The failure of chromosomes to detach from each other during one of the two meiotic divisions.


What is the result of meiotic nondisjunction in meiosis I? In meiosis II?

I: produces gametes with 1 maternal copy and 1 paternal copy of the extra chromosome.
II: produces a gamete with either 2 maternal or 2 paternal copies of the extra chromosome.


What are the two types of unbalanced rearrangements?

1. Partial trisomy - presence of an extra copy of a portion of one chromosome, caused by duplication or insertion
2. Partial monosomy - presence of a missing portion of one chromosome, caused by a deletion


Duplications and deletions can result from...

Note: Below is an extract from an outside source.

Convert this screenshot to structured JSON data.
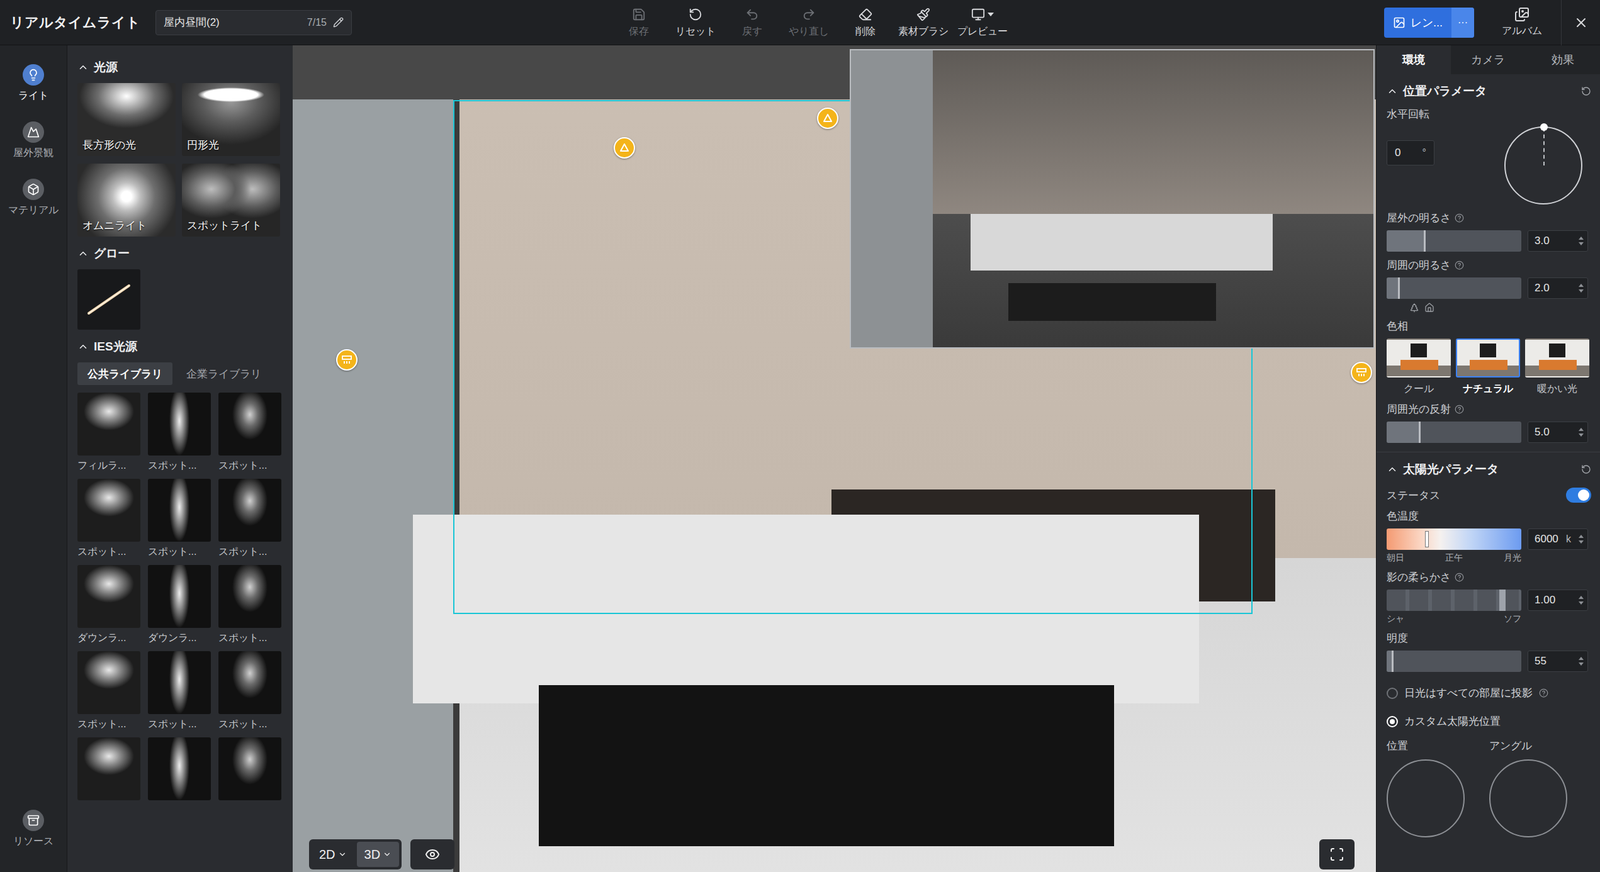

...unequal crossover between misaligned sister chromatids or homologous chromosomes that contain long repeated stretches of highly similar DNA sequences.


Unbalanced rearrangements can result from generation of an ___, which contains 2 of the same arm.

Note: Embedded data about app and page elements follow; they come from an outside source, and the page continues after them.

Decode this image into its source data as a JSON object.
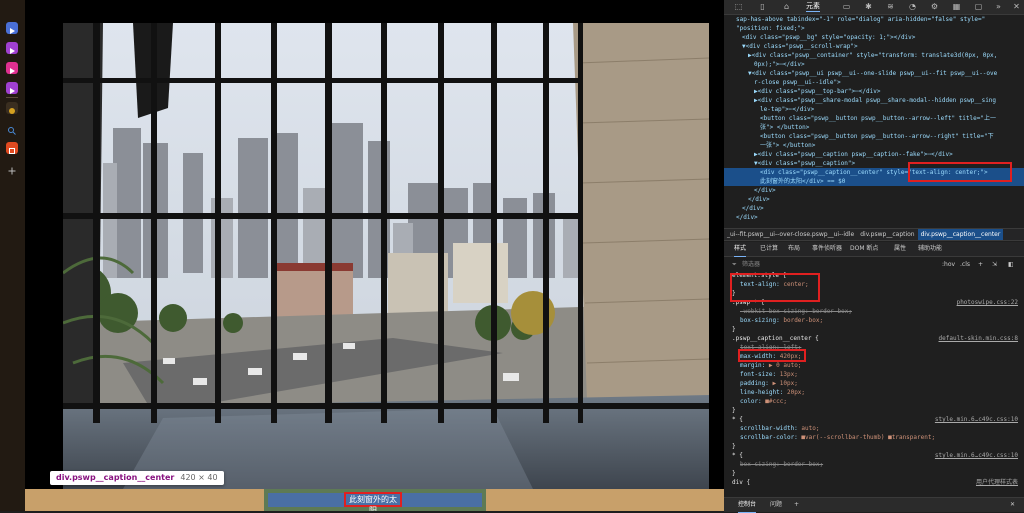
{
  "rail": {
    "items": [
      {
        "name": "play-icon",
        "color": "#4a6fd6"
      },
      {
        "name": "play-icon",
        "color": "#a040d0"
      },
      {
        "name": "play-icon",
        "color": "#e03090"
      },
      {
        "name": "play-icon",
        "color": "#a040d0"
      },
      {
        "name": "sun-icon",
        "color": "#d4a020"
      },
      {
        "name": "search-icon",
        "color": "#4a8ad6"
      },
      {
        "name": "app-icon",
        "color": "#e04a20"
      },
      {
        "name": "plus-icon",
        "color": "#bbbbbb"
      }
    ]
  },
  "viewer": {
    "caption_text": "此刻窗外的太阳",
    "tooltip": {
      "tag": "div.pswp__caption__center",
      "dims": "420 × 40"
    }
  },
  "devtools": {
    "toolbar_tab": "元素",
    "elements": [
      {
        "text": "sap-has-above tabindex=\"-1\" role=\"dialog\" aria-hidden=\"false\" style=\"",
        "indent": 4
      },
      {
        "text": "\"position: fixed;\">",
        "indent": 4
      },
      {
        "text": "<div class=\"pswp__bg\" style=\"opacity: 1;\"></div>",
        "indent": 6
      },
      {
        "text": "▼<div class=\"pswp__scroll-wrap\">",
        "indent": 6
      },
      {
        "text": "▶<div class=\"pswp__container\" style=\"transform: translate3d(0px, 0px,",
        "indent": 8
      },
      {
        "text": "0px);\">⋯</div>",
        "indent": 10
      },
      {
        "text": "▼<div class=\"pswp__ui pswp__ui--one-slide pswp__ui--fit pswp__ui--ove",
        "indent": 8
      },
      {
        "text": "r-close pswp__ui--idle\">",
        "indent": 10
      },
      {
        "text": "▶<div class=\"pswp__top-bar\">⋯</div>",
        "indent": 10
      },
      {
        "text": "▶<div class=\"pswp__share-modal pswp__share-modal--hidden pswp__sing",
        "indent": 10
      },
      {
        "text": "le-tap\">⋯</div>",
        "indent": 12
      },
      {
        "text": "<button class=\"pswp__button pswp__button--arrow--left\" title=\"上一",
        "indent": 12
      },
      {
        "text": "张\"> </button>",
        "indent": 12
      },
      {
        "text": "<button class=\"pswp__button pswp__button--arrow--right\" title=\"下",
        "indent": 12
      },
      {
        "text": "一张\"> </button>",
        "indent": 12
      },
      {
        "text": "▶<div class=\"pswp__caption pswp__caption--fake\">⋯</div>",
        "indent": 10
      },
      {
        "text": "▼<div class=\"pswp__caption\">",
        "indent": 10
      },
      {
        "text": "<div class=\"pswp__caption__center\" style=\"text-align: center;\">",
        "indent": 12,
        "selected": true
      },
      {
        "text": "此刻窗外的太阳</div> == $0",
        "indent": 12,
        "selected": true
      },
      {
        "text": "</div>",
        "indent": 10
      },
      {
        "text": "</div>",
        "indent": 8
      },
      {
        "text": "</div>",
        "indent": 6
      },
      {
        "text": "</div>",
        "indent": 4
      }
    ],
    "breadcrumbs": [
      "_ui--fit.pswp__ui--over-close.pswp__ui--idle",
      "div.pswp__caption",
      "div.pswp__caption__center"
    ],
    "subtabs": [
      "样式",
      "已计算",
      "布局",
      "事件侦听器",
      "DOM 断点",
      "属性",
      "辅助功能"
    ],
    "filter": {
      "placeholder": "筛选器",
      "hov": ":hov",
      "cls": ".cls"
    },
    "styles": [
      {
        "sel": "element.style {",
        "src": ""
      },
      {
        "prop": "text-align",
        "val": "center;"
      },
      {
        "close": "}"
      },
      {
        "sel": ".pswp * {",
        "src": "photoswipe.css:22"
      },
      {
        "prop": "-webkit-box-sizing",
        "val": "border-box;",
        "strike": true
      },
      {
        "prop": "box-sizing",
        "val": "border-box;"
      },
      {
        "close": "}"
      },
      {
        "sel": ".pswp__caption__center {",
        "src": "default-skin.min.css:8"
      },
      {
        "prop": "text-align",
        "val": "left;",
        "strike": true
      },
      {
        "prop": "max-width",
        "val": "420px;"
      },
      {
        "prop": "margin",
        "val": "▶ 0 auto;"
      },
      {
        "prop": "font-size",
        "val": "13px;"
      },
      {
        "prop": "padding",
        "val": "▶ 10px;"
      },
      {
        "prop": "line-height",
        "val": "20px;"
      },
      {
        "prop": "color",
        "val": "■#ccc;"
      },
      {
        "close": "}"
      },
      {
        "sel": "* {",
        "src": "style.min.6…c49c.css:10"
      },
      {
        "prop": "scrollbar-width",
        "val": "auto;"
      },
      {
        "prop": "scrollbar-color",
        "val": "■var(--scrollbar-thumb) ■transparent;"
      },
      {
        "close": "}"
      },
      {
        "sel": "* {",
        "src": "style.min.6…c49c.css:10"
      },
      {
        "prop": "box-sizing",
        "val": "border-box;",
        "strike": true
      },
      {
        "close": "}"
      },
      {
        "sel": "div {",
        "src": "用户代理样式表"
      }
    ],
    "drawer_tabs": [
      "控制台",
      "问题",
      "+"
    ]
  }
}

What is the most common isochrome?

X chromosome with 2 q arms; 15% of women with Turner syndrome have this genotype


Unbalanced rearrangements can also result from formation of ___ chromosomes. How does this occur?

Ring; results from a double strand break in each arm and attempted repair


Chromosomes lacking a centromere are ___; chromosomes containing 2 centromeres are ___. These are unstable - why?

Acentric; dicentric; unable to form kinetochore/attach to mitotic spindle (acentric) or subject to destruction as 2 centromeres will be pulled to opposite poles of dividing cell (dicentric)


Those with balanced rearrangements are unlikely to have an abnormal phenotype. Why? What is the exception to this?

All chromosomal material is present; when an essential gene is disrupted.


What is an inversion and what are the two types?

Occur when a single chromosome undergoes 2 breaks and the segment between the breaks inverts; paracentric (break occurs in the same arm, leads to normal or balanced chromosomes) and pericentric (breaks occur in opposite arms, leads to normal, balanced, or unbalanced chromosomes)


What are reciprocal translocations?

Carriers are balanced and usually unaffected unless break points disrupt an essential gene. However, balanced translocations are associated with a high risk for unbalanced gametes and abnormal progeny.


In reciprocal translocations, 2:2 segregation leads to ___. 3:1 segregation leads to ___.

1 normal, 1 balanced, 4 unbalanced; all (8) unbalanced


What is a Robertsonian translocation?

Results from crossover of long stretches of repeated DNA in the short arms of acrocentric chromosomes that encode rRNA; both centromeres are present, but function as 1; small fragment is lost. The carrier is asymptomatic but can produce unbalanced gametes.


What are the products of a Robertsonian translocation?

1 normal, 1 balanced, 2 trisomy, 2 monosomy


Microdeletions and duplications result from...

...unequal crossing over between misaligned sister chromatids or homologous chromosomes containing highly similar DNA sequence repeats.


What are the different chromosomal/gene techniques and their resolution levels?

1. Standard karyotyping - haploid genome/whole chromosome
2. Routine banding - 440-450 chromosome band
3. High-resolution banding - 850 chromosome band
4. Comparative genome hybridization, FISH, chromosomal microarrays - submicroscopic region
5. Whole genome sequencing - nucleotides


___ can be used to detect gross chromosomal abnormalities and small deletions/duplications.



___ can be used to detect chromosome and genomic dosage based on ___.

Chromosomal microarrays; comparative genome hybridization


Why is genomic imprinting utilized?

Some gene products are harmful at a high dose, so 1 of the 2 alleles must be turned off during devlopment.


In imprinting, one parent passes on an ___ version and the other parent passes on an ___ version.

Active; inactive


The imprinted state persists in most tissues until after ___ and during ___.

Fertilization; postnatal development


What inactivates genes in imprinting?

CpG methylation in the promoter region of the gene


When a female child inherits a paternally imprinted allele, she must reverse the imprint in germ cells to pass on the ___ imprint.



True or false - Prader-Willi syndrome and Angelman syndrome are sex-specific.

False; they can occur in either sex.


For 30% of PW patients and 5% of AS patients, the cause is not deletion or mutation, but ___.

Uniparental disomy (2 copies from 1 parent)